  • 20-year-old goaltender Colton Point was handed the reins as the Stars’ starting netminder in the tournament, and the results were mixed. He had a very strong game against Detroit on Saturday, keeping his team alive as they got outplayed, but looked a little shaky and would definitely like a few goals back from his games against New York on Friday and Minnesota on Monday. It’s obvious from comments made from within the organization that the team really wants Point to seize one of the two goalie positions with the AHL’s Texas Stars this season (most likely to ensure that Texas isn’t relying on two rookie AHL goalies in 2019-20 after Jake Oettinger also turns pro), but from the looks of his play in Traverse City, a little bit of time in the ECHL might not be a bad idea either. If need be, Texas could start the season with Landon Bow and Philippe Desrosiers between the pipes and then the organization could see how things unfold from there.
  • Much like Hintz, Nick Caamano and John Nyberg were two other Stars players who performed well in the tournament and further cemented themselves as top prospects within the organization, but were also guys who both looked like they need more AHL seasoning before they’re ready for full-time NHL duty. Nothing wrong with that, as both players are just entering their first pro seasons in North America, though don’t hold out hope that either will win a job in Dallas out of training camp.
  • Swedish defenseman Jakob Stenqvist got his first taste of North American hockey over the weekend and showed to a wider audience the reasons why I’ve considered him one of the Stars’ top prospects for some time now. He’s a beautifully smooth skater and can make some very high-end plays with the puck on his stick, a combination of attributes for a blueliner that is always in high demand. He’s still quite skinny and needs to learn a lot more about proper defensive positioning and awareness, so there’s still work that needs to be done, but Stenqvist has enormous upside if his development keeps moving in the right direction. He only just recently got invited to the Stars’ training camp instead of going straight back to Sweden, a learning experience that could be a very valuable one for him.
  • Speaking of skilled defensemen, undrafted free agent invitee Ben Gleason really turned heads. A member of the Hamilton Bulldogs team (alongside Caamano) that won the OHL championship this past season, he scored five points in three games and was the Stars’ best defenseman not named Heiskanen.

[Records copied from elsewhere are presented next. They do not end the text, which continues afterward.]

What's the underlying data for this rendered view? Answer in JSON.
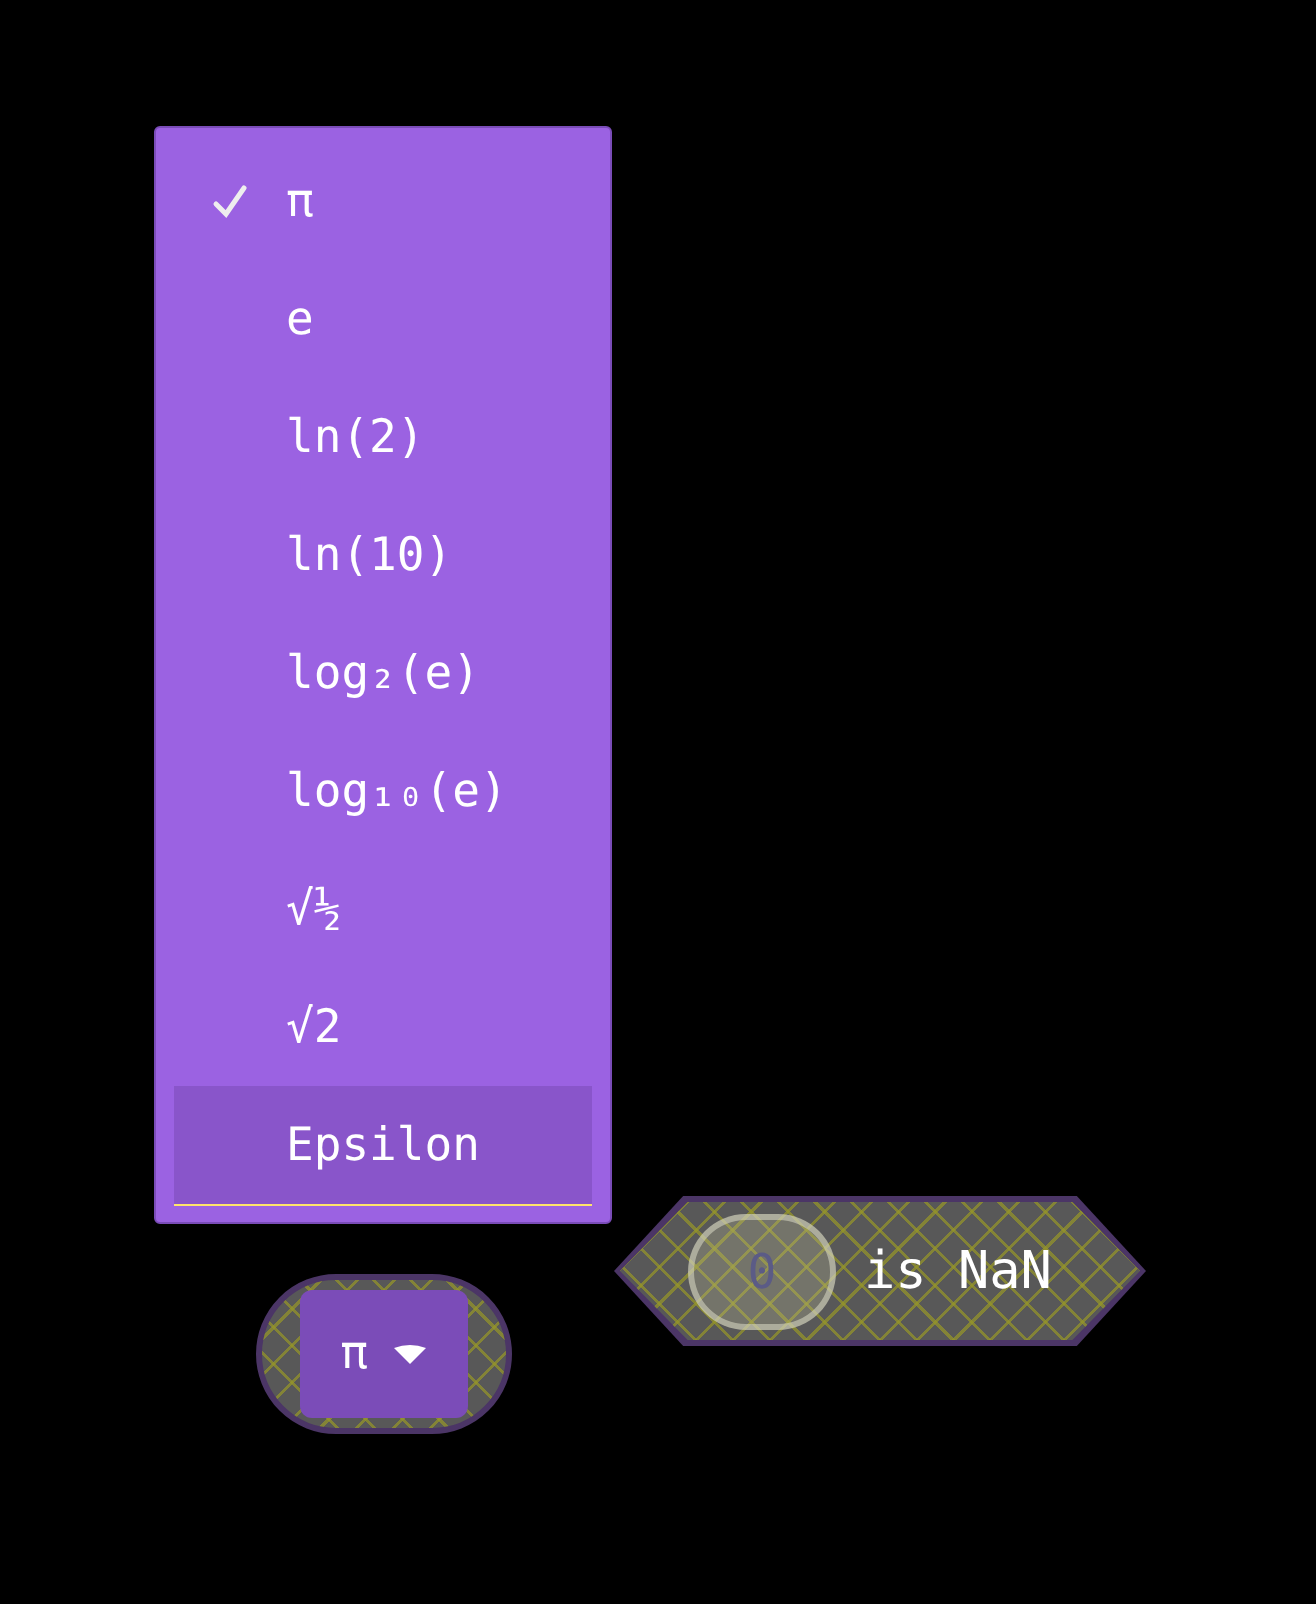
{
  "menu": {
    "items": [
      {
        "label": "π",
        "selected": true,
        "highlighted": false
      },
      {
        "label": "e",
        "selected": false,
        "highlighted": false
      },
      {
        "label": "ln(2)",
        "selected": false,
        "highlighted": false
      },
      {
        "label": "ln(10)",
        "selected": false,
        "highlighted": false
      },
      {
        "label": "log₂(e)",
        "selected": false,
        "highlighted": false
      },
      {
        "label": "log₁₀(e)",
        "selected": false,
        "highlighted": false
      },
      {
        "label": "√½",
        "selected": false,
        "highlighted": false
      },
      {
        "label": "√2",
        "selected": false,
        "highlighted": false
      },
      {
        "label": "Epsilon",
        "selected": false,
        "highlighted": true
      }
    ]
  },
  "constant_block": {
    "value": "π"
  },
  "nan_block": {
    "input": "0",
    "label": "is NaN"
  }
}
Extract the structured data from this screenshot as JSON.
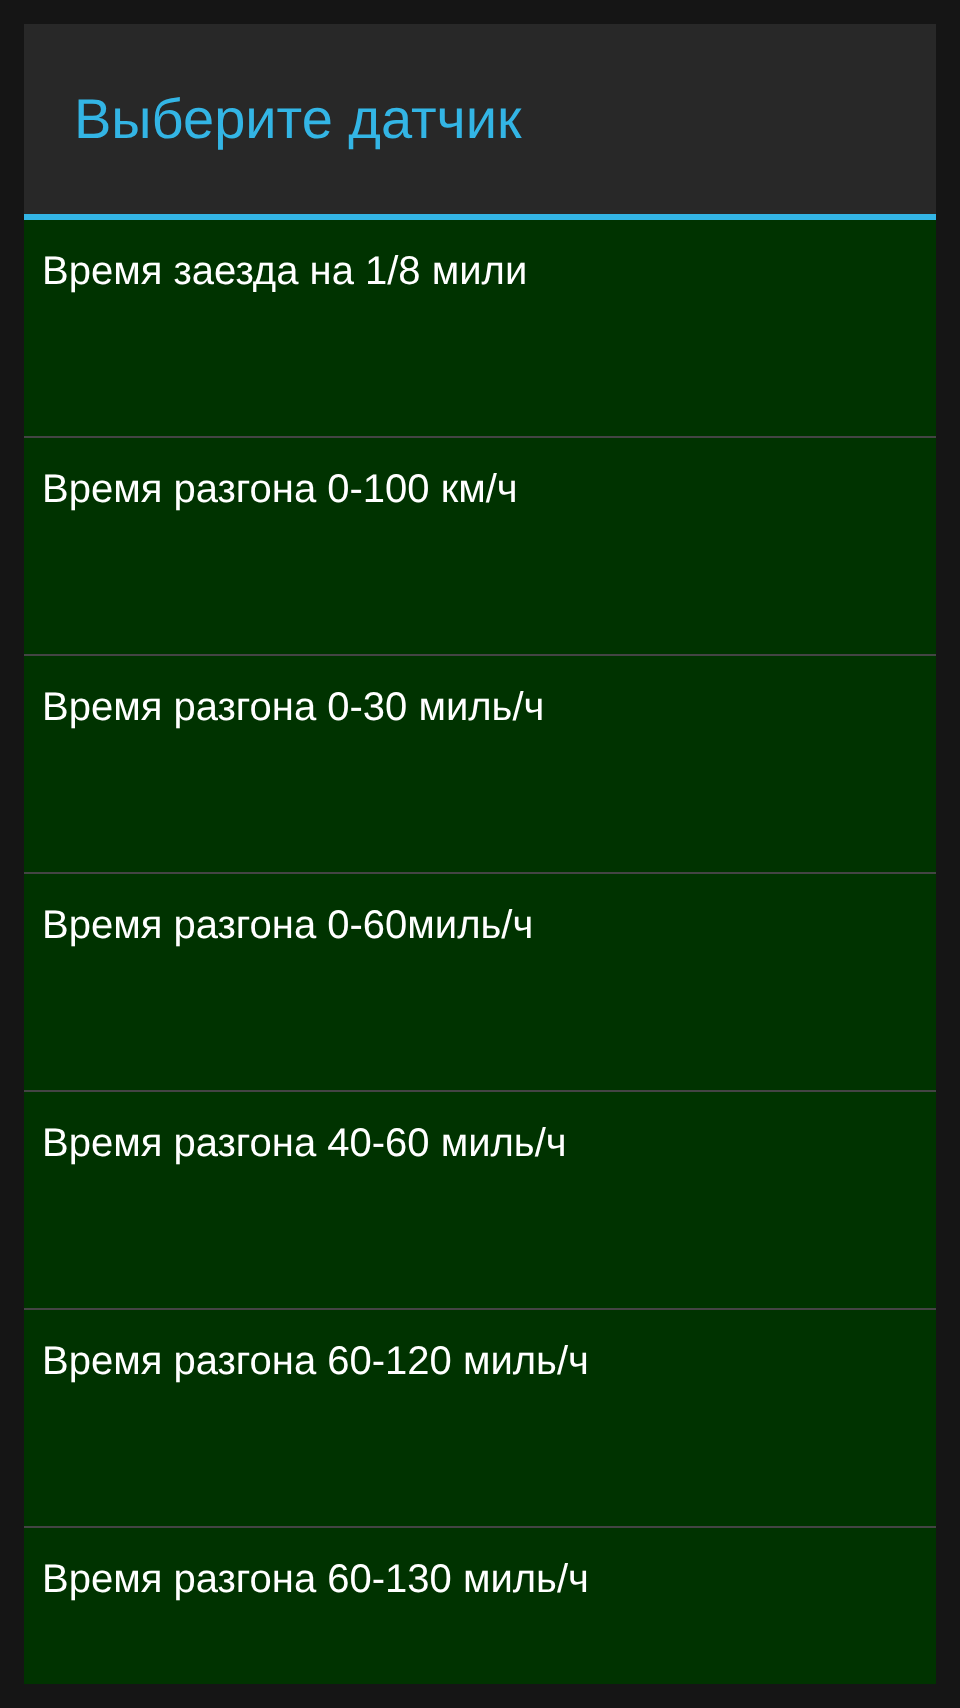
{
  "dialog": {
    "title": "Выберите датчик",
    "items": [
      {
        "label": "Время заезда на 1/8 мили"
      },
      {
        "label": "Время разгона 0-100 км/ч"
      },
      {
        "label": "Время разгона 0-30 миль/ч"
      },
      {
        "label": "Время разгона 0-60миль/ч"
      },
      {
        "label": "Время разгона 40-60 миль/ч"
      },
      {
        "label": "Время разгона 60-120 миль/ч"
      },
      {
        "label": "Время разгона 60-130 миль/ч"
      }
    ]
  }
}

He was really feeling it all tournament, making a number of smart, skilled and — above all else — confident plays, especially against Carolina on Tuesday, a game where he was simply dominant. There are still areas of his game that need to be improved (predominantly his backwards skating and ability to turn around and accelerate when moving in that direction), but Gleason displays high-end smarts and puck-moving proficiency. When you find a young player who has high-end skill in some areas you should almost always take chances on them, and hope that you can develop them enough over time to iron out their weaknesses. For my money, he’s worth rolling the dice on and offering a contract to.
  • Others worth mentioning briefly who stood out in a positive way, for a variety of different reasons: Calderone, Mascherin, Brett Davis and James Phelan (AHL signee).